Macedo, Tania; Wilheim, Livia; Gonçalves, Raquel; Coutinho, Evandro Silva Freire; Vilete, Liliane; Figueira, Ivan; Ventura, Paula.
BMC Psychiatry; 14: 227, 2014 Aug 14.
Artigo em Inglês | MEDLINE | Out 2014 | ID: mdl-25266031
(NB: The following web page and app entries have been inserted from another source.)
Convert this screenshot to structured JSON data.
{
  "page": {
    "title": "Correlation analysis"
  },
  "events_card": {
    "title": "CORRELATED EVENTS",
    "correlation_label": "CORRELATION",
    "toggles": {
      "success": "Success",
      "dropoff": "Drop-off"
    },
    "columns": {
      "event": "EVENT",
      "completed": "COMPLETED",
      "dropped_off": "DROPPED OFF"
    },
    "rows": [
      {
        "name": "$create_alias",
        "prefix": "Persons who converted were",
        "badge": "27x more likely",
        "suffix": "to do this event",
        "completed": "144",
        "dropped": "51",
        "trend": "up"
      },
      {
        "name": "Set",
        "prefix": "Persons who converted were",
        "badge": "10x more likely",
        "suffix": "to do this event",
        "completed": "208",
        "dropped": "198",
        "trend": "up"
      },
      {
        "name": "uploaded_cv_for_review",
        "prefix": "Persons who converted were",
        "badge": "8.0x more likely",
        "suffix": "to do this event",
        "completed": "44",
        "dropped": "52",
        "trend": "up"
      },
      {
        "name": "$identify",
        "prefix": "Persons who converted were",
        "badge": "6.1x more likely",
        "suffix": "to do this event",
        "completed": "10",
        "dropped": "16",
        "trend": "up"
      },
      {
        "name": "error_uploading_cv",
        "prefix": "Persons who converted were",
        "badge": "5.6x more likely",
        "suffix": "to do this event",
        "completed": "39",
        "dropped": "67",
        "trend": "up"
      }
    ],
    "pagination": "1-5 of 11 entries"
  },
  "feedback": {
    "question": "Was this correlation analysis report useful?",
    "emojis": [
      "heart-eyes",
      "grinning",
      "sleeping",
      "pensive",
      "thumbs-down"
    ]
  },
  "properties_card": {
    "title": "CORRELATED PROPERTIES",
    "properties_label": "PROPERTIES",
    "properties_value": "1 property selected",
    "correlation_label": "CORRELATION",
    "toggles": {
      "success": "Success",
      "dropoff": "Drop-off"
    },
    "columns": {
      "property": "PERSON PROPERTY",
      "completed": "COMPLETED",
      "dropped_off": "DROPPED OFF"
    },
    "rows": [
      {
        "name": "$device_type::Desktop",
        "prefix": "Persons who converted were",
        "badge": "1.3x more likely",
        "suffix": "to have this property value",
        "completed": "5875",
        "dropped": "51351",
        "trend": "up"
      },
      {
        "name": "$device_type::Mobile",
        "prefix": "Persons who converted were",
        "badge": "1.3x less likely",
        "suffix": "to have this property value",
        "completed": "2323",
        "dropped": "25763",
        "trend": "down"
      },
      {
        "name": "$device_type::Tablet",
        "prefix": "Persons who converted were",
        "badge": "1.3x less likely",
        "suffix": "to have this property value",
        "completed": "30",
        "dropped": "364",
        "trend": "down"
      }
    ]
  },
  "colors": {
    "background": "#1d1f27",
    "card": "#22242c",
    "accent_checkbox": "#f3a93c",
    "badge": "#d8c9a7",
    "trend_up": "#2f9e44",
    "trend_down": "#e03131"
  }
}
Resumo: BACKGROUND: Potentially traumatic events happen in people's lives, leading to the risk of the development of posttraumatic stress disorder, depression and even suicide. Resilience is an individual's ability to maintain or regain his/her mental health in the face of significant adversity or risk of death. The aim of this study was to conduct a systematic review of studies evaluating the effectiveness of resilience promotion interventions in adults. METHODS: Electronic searches were conducted in databases ISI, PsycINFO and PubMed, including every language and every year until January 20, 2013. We selected studies with nonclinical samples of adults that evaluated the effectiveness of the intervention through randomized and non-randomized controlled trials and open-ended studies. We also considered valid constructs directly related to resilience, such as hardiness. RESULTS: Among 2.337 studies, 13 were selected for the review, 5 through electronic databases and 8 through search in references or the "times cited list" (list of articles that cited the selected papers). Of these, 7 are randomized controlled trials, 5 non-randomized controlled trials, and one an open-ended trial. Most of the studies included reported some degree of improvement in resilience-like variables among those subjects exposed to resilience-promoting programs. Furthermore, positive findings were more consistent among randomized controlled trials--six out of the seven suggested efficacy. CONCLUSION: There is evidence pointing towards some degree of effectiveness of resilience promotion programs, despite the poor operationalization of the construct and great heterogeneity in the studies. Indeed, the analysis of the methodological quality of the selected studies was hampered by the poor quality of reporting. There were faults in reporting in most studies on almost all items (random sequence generation, allocation concealment, blinding of outcome assessment, incomplete outcome data, description of concurrent treatment and intent-to-treat analysis), except for the item "selective reporting". Additional efforts should be made to determine the actual effect size of the interventions, since this is crucial for calculating the cost-effectiveness of resilience promotion strategies.